1580 gigawatts from renewable sources including wind, solar and biomass, all by 2030: this is China's ambitious goals for renewable energy, all to be done within the next nine years. A truly incredible challenge. Maybe utopian? The National Energy Administration would like wind, photovoltaic and biomass to reach 25.9% of energy consumption.
BloombergNEF said 1580 gigawatts of overall capacity will be required to achieve the goal. We have to recall that in 2020 China acquired 120 GW of new wind and photovoltaic capacity. In December, Xi, the country's president, said that by 2030 the country will reduce its carbon intensity by 65 percent and that the share of non-fossil energy sources will reach 25 percent.
India and China at war for dragon fruit
India and China at war for dragon fruit. China in strong tension with the Indian state of Gujarat, which has decided to change the name of the dragon fruit to further distance itself from the rival nation.
The decision was made by Prime Minister Vijay Rupani, announcing that from now on the fruit will be called kamalan, which in Sanskrit means lotus. The controversy over the fruit's name is just the latest episode in growing tensions between the two nations.
Last October, while India celebrated the power of the goddess Durga at the Navatras festival, in the state of West Bengal with an improvised tent Chinese President Xi Jinping was depicted as the demon slaughtered by the goddess, the severed head depicted on the floor and a lion devouring his body.
The military and diplomatic tensions between the two nations can be found in the Ladakh region, in the extreme north of India, the scene last June of fighting between Indian troops and Chinese soldiers in the Galwan valley, which ended with the death of 20 Indian soldiers.
The dispute over the disputed border erupted in April 2020, when troops from the two countries accused each other of violating the effective Line of Control in Ladakh. The fruit is actually tropical, native to Central and South America, successfully imported to Asia, but for its dragon fruit name many in India or elsewhere believe it to be of Chinese origin.
The dragon fruit, which has been grown in several areas of Gujarat for a few years, belongs to a cactus family and is believed to have earned its scary name because its spiky outer layer resembles the scales of a dragon.
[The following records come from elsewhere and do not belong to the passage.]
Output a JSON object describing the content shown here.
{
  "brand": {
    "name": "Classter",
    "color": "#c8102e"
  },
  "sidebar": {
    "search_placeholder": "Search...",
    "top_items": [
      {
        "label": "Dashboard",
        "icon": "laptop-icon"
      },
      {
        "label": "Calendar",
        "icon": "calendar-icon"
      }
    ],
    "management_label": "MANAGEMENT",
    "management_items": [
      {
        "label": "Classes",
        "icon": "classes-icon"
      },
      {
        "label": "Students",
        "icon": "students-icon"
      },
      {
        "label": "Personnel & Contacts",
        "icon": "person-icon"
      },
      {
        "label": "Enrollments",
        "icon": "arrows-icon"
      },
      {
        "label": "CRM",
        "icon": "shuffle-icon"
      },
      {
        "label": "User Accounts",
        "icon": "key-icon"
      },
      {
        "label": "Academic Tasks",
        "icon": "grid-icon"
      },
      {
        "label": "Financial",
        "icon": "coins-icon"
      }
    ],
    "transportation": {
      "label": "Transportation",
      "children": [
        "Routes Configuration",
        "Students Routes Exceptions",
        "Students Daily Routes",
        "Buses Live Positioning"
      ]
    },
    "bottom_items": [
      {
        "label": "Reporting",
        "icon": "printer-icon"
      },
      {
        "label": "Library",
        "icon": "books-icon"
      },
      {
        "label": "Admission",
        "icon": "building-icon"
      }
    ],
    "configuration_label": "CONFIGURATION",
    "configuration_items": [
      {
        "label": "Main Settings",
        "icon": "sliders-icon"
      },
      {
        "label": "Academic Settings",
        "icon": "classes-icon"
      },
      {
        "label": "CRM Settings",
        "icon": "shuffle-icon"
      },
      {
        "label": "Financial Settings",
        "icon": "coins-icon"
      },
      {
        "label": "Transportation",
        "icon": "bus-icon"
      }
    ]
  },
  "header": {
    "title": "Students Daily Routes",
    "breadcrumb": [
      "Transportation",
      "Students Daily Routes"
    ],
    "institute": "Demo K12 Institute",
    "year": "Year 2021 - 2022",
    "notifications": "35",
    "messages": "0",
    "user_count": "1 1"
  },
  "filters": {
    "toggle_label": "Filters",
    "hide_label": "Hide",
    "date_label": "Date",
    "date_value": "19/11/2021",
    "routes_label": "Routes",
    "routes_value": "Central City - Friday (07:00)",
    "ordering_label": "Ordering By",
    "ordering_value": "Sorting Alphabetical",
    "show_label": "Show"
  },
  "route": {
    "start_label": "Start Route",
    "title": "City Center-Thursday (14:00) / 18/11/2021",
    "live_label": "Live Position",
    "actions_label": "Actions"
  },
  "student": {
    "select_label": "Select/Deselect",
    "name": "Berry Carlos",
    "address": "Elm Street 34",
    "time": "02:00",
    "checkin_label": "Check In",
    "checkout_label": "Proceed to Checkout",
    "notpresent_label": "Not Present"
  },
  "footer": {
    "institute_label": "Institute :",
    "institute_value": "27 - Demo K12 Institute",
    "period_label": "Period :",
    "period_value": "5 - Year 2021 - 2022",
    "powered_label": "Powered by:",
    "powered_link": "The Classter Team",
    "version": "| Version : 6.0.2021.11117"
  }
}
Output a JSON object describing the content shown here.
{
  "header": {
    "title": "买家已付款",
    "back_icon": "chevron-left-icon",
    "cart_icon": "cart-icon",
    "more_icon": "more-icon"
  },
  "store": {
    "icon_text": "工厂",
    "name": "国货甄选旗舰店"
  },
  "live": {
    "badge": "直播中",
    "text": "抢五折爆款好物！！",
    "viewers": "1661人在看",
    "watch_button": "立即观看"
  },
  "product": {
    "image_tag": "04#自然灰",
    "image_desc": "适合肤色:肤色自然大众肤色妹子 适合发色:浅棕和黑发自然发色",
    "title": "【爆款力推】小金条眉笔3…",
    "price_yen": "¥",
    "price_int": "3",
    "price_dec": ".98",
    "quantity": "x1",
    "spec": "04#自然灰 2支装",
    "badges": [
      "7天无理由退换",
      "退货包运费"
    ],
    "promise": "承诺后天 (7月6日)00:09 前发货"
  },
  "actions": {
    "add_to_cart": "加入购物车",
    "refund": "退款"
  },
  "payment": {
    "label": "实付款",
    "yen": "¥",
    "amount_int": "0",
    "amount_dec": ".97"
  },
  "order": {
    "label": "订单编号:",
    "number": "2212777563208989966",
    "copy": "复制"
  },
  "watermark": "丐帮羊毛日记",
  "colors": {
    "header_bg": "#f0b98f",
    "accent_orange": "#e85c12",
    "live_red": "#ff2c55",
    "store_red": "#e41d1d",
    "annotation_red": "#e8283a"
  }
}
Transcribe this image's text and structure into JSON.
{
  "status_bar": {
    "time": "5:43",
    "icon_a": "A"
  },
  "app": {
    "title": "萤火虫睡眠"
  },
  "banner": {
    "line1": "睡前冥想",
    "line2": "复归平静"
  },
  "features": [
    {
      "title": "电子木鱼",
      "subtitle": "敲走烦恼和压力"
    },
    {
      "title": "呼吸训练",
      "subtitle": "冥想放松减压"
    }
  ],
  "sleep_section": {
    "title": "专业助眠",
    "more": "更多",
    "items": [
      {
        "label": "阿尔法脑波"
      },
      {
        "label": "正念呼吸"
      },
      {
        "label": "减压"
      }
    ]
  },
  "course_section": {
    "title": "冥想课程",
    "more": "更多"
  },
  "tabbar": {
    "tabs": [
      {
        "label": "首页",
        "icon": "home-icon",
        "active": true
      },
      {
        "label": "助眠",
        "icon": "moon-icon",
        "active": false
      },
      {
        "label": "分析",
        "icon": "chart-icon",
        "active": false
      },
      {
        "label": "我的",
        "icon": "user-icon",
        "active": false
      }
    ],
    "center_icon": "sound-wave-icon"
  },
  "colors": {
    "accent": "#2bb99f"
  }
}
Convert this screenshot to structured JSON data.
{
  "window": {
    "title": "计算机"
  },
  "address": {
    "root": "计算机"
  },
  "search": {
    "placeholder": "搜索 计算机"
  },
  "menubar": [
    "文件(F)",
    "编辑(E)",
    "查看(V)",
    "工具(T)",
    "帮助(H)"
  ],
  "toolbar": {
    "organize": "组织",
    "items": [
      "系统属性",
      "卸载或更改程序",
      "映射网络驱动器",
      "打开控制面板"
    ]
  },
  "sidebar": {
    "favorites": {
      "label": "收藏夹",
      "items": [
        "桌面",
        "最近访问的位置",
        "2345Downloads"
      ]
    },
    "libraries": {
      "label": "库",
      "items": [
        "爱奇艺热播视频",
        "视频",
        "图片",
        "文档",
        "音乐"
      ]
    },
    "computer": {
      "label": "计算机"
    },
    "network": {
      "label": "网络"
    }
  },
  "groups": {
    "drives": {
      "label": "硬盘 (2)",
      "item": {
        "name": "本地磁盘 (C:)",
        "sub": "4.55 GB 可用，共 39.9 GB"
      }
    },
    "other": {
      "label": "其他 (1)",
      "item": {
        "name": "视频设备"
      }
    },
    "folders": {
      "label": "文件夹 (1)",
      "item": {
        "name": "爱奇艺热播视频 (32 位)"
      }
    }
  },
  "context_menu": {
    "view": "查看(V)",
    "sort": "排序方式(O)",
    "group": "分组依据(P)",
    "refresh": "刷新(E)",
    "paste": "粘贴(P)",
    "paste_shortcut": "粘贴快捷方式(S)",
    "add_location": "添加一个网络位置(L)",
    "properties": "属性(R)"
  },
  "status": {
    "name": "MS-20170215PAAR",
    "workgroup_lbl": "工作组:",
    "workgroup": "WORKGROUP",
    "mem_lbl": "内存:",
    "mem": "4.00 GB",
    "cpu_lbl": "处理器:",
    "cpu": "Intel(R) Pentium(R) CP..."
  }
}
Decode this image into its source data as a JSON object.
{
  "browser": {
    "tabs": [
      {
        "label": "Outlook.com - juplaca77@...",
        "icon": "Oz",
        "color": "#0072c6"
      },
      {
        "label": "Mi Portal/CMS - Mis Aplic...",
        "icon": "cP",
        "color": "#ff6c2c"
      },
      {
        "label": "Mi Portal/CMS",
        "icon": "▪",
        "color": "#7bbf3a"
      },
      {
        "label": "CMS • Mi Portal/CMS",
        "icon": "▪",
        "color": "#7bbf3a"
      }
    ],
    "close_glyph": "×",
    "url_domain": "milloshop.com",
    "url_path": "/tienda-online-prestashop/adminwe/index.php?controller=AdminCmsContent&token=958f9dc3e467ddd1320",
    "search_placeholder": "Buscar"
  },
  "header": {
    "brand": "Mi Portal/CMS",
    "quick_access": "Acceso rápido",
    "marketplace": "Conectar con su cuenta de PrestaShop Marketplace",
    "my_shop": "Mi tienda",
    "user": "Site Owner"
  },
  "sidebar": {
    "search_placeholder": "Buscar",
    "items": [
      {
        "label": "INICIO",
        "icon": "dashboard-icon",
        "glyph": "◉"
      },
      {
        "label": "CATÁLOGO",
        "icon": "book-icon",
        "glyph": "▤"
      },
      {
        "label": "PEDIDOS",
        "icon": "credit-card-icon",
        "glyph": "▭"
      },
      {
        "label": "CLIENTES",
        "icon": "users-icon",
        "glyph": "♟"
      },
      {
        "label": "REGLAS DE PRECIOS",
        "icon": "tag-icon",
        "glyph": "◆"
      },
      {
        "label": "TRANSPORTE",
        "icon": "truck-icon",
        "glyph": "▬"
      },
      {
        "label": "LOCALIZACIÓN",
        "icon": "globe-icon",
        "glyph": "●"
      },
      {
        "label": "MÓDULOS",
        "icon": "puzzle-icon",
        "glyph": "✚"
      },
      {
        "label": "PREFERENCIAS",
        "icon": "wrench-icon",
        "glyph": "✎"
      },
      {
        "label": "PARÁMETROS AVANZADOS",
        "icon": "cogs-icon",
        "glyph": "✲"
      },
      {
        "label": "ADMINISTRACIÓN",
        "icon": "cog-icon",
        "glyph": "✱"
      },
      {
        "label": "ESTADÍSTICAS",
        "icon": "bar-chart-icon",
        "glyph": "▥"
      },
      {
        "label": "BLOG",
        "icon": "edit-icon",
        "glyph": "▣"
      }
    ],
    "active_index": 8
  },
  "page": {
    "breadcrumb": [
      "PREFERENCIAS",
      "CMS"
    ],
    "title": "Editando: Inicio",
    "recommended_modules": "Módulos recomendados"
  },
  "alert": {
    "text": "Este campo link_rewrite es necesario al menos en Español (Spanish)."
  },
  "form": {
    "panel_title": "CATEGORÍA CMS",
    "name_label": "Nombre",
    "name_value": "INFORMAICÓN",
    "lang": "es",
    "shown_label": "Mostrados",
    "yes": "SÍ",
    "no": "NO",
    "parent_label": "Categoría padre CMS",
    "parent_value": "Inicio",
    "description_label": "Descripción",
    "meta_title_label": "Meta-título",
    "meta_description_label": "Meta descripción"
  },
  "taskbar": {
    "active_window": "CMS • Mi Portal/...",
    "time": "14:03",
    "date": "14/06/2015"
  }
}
A choice criticized by many users on social networks who have defined it as futile while India is grappling with numerous problems, starting with the COVID-19 pandemic.